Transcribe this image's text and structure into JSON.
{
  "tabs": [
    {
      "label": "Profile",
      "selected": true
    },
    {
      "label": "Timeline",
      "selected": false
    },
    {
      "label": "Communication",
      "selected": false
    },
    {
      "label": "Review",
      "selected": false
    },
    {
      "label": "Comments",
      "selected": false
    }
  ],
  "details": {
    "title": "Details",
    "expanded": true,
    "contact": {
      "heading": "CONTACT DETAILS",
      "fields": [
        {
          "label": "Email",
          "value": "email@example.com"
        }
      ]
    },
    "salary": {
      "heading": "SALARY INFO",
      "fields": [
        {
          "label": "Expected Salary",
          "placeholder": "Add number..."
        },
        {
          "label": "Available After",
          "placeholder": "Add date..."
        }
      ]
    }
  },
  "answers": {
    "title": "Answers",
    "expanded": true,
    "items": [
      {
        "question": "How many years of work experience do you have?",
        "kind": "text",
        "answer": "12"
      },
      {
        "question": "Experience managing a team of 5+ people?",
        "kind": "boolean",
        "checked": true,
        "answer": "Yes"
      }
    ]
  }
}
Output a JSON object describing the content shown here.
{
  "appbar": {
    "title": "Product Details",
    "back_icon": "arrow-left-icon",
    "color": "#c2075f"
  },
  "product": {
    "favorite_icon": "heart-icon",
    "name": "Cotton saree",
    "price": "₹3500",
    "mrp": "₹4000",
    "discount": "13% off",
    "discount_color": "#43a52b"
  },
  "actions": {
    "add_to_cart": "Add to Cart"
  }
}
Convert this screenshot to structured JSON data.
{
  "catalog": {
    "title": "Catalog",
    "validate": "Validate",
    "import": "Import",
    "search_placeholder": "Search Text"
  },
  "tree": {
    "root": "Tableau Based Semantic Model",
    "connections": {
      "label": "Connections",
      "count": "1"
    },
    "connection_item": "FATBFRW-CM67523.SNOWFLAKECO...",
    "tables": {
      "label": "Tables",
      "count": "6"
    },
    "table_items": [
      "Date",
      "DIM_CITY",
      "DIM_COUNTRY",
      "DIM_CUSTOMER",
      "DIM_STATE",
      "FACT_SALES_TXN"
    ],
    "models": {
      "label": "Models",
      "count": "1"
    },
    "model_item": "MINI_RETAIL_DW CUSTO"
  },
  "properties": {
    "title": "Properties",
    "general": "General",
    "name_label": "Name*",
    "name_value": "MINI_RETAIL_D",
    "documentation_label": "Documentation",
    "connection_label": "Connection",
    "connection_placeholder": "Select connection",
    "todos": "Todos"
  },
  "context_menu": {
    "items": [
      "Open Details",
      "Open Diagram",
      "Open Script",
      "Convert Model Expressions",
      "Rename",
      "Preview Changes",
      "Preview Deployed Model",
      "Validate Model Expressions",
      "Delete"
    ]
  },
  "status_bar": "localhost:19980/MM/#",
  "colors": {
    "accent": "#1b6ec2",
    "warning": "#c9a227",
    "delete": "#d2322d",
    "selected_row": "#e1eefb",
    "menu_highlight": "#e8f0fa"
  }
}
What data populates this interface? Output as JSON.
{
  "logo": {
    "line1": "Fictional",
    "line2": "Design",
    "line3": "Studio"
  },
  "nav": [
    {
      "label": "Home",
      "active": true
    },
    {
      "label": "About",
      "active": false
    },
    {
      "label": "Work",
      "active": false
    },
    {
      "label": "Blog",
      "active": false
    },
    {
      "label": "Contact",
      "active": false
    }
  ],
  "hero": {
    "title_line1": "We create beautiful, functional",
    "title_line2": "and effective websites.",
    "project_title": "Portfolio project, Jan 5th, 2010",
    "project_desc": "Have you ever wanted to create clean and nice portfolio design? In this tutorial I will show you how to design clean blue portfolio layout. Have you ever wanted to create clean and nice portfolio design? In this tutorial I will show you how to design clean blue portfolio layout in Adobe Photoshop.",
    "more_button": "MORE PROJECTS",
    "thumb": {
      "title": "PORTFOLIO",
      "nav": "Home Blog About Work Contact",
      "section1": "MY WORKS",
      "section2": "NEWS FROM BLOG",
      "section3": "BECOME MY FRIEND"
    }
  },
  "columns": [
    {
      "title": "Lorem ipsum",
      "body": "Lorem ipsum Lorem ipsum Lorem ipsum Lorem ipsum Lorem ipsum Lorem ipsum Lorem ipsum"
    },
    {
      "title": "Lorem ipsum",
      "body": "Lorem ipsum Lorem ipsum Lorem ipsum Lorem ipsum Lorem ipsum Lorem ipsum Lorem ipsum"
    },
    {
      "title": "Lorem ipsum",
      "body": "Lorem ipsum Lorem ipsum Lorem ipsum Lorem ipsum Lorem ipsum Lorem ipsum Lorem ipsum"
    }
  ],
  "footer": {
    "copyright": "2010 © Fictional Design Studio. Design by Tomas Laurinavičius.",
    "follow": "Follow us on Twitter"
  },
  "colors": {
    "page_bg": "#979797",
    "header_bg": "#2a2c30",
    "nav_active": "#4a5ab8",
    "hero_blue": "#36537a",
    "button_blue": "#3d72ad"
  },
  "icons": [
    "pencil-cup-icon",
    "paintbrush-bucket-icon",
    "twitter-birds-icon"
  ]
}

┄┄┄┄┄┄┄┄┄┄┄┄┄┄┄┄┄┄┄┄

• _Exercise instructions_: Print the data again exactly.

• _Task solution_:
Transcribe this image's text and structure into JSON.
{
  "tabs": [
    {
      "label": "Profile",
      "selected": true
    },
    {
      "label": "Timeline",
      "selected": false
    },
    {
      "label": "Communication",
      "selected": false
    },
    {
      "label": "Review",
      "selected": false
    },
    {
      "label": "Comments",
      "selected": false
    }
  ],
  "details": {
    "title": "Details",
    "expanded": true,
    "contact": {
      "heading": "CONTACT DETAILS",
      "fields": [
        {
          "label": "Email",
          "value": "email@example.com"
        }
      ]
    },
    "salary": {
      "heading": "SALARY INFO",
      "fields": [
        {
          "label": "Expected Salary",
          "placeholder": "Add number..."
        },
        {
          "label": "Available After",
          "placeholder": "Add date..."
        }
      ]
    }
  },
  "answers": {
    "title": "Answers",
    "expanded": true,
    "items": [
      {
        "question": "How many years of work experience do you have?",
        "kind": "text",
        "answer": "12"
      },
      {
        "question": "Experience managing a team of 5+ people?",
        "kind": "boolean",
        "checked": true,
        "answer": "Yes"
      }
    ]
  }
}
Output a JSON object describing the content shown here.
{
  "appbar": {
    "title": "Product Details",
    "back_icon": "arrow-left-icon",
    "color": "#c2075f"
  },
  "product": {
    "favorite_icon": "heart-icon",
    "name": "Cotton saree",
    "price": "₹3500",
    "mrp": "₹4000",
    "discount": "13% off",
    "discount_color": "#43a52b"
  },
  "actions": {
    "add_to_cart": "Add to Cart"
  }
}
Convert this screenshot to structured JSON data.
{
  "catalog": {
    "title": "Catalog",
    "validate": "Validate",
    "import": "Import",
    "search_placeholder": "Search Text"
  },
  "tree": {
    "root": "Tableau Based Semantic Model",
    "connections": {
      "label": "Connections",
      "count": "1"
    },
    "connection_item": "FATBFRW-CM67523.SNOWFLAKECO...",
    "tables": {
      "label": "Tables",
      "count": "6"
    },
    "table_items": [
      "Date",
      "DIM_CITY",
      "DIM_COUNTRY",
      "DIM_CUSTOMER",
      "DIM_STATE",
      "FACT_SALES_TXN"
    ],
    "models": {
      "label": "Models",
      "count": "1"
    },
    "model_item": "MINI_RETAIL_DW CUSTO"
  },
  "properties": {
    "title": "Properties",
    "general": "General",
    "name_label": "Name*",
    "name_value": "MINI_RETAIL_D",
    "documentation_label": "Documentation",
    "connection_label": "Connection",
    "connection_placeholder": "Select connection",
    "todos": "Todos"
  },
  "context_menu": {
    "items": [
      "Open Details",
      "Open Diagram",
      "Open Script",
      "Convert Model Expressions",
      "Rename",
      "Preview Changes",
      "Preview Deployed Model",
      "Validate Model Expressions",
      "Delete"
    ]
  },
  "status_bar": "localhost:19980/MM/#",
  "colors": {
    "accent": "#1b6ec2",
    "warning": "#c9a227",
    "delete": "#d2322d",
    "selected_row": "#e1eefb",
    "menu_highlight": "#e8f0fa"
  }
}
What data populates this interface? Output as JSON.
{
  "logo": {
    "line1": "Fictional",
    "line2": "Design",
    "line3": "Studio"
  },
  "nav": [
    {
      "label": "Home",
      "active": true
    },
    {
      "label": "About",
      "active": false
    },
    {
      "label": "Work",
      "active": false
    },
    {
      "label": "Blog",
      "active": false
    },
    {
      "label": "Contact",
      "active": false
    }
  ],
  "hero": {
    "title_line1": "We create beautiful, functional",
    "title_line2": "and effective websites.",
    "project_title": "Portfolio project, Jan 5th, 2010",
    "project_desc": "Have you ever wanted to create clean and nice portfolio design? In this tutorial I will show you how to design clean blue portfolio layout. Have you ever wanted to create clean and nice portfolio design? In this tutorial I will show you how to design clean blue portfolio layout in Adobe Photoshop.",
    "more_button": "MORE PROJECTS",
    "thumb": {
      "title": "PORTFOLIO",
      "nav": "Home Blog About Work Contact",
      "section1": "MY WORKS",
      "section2": "NEWS FROM BLOG",
      "section3": "BECOME MY FRIEND"
    }
  },
  "columns": [
    {
      "title": "Lorem ipsum",
      "body": "Lorem ipsum Lorem ipsum Lorem ipsum Lorem ipsum Lorem ipsum Lorem ipsum Lorem ipsum"
    },
    {
      "title": "Lorem ipsum",
      "body": "Lorem ipsum Lorem ipsum Lorem ipsum Lorem ipsum Lorem ipsum Lorem ipsum Lorem ipsum"
    },
    {
      "title": "Lorem ipsum",
      "body": "Lorem ipsum Lorem ipsum Lorem ipsum Lorem ipsum Lorem ipsum Lorem ipsum Lorem ipsum"
    }
  ],
  "footer": {
    "copyright": "2010 © Fictional Design Studio. Design by Tomas Laurinavičius.",
    "follow": "Follow us on Twitter"
  },
  "colors": {
    "page_bg": "#979797",
    "header_bg": "#2a2c30",
    "nav_active": "#4a5ab8",
    "hero_blue": "#36537a",
    "button_blue": "#3d72ad"
  },
  "icons": [
    "pencil-cup-icon",
    "paintbrush-bucket-icon",
    "twitter-birds-icon"
  ]
}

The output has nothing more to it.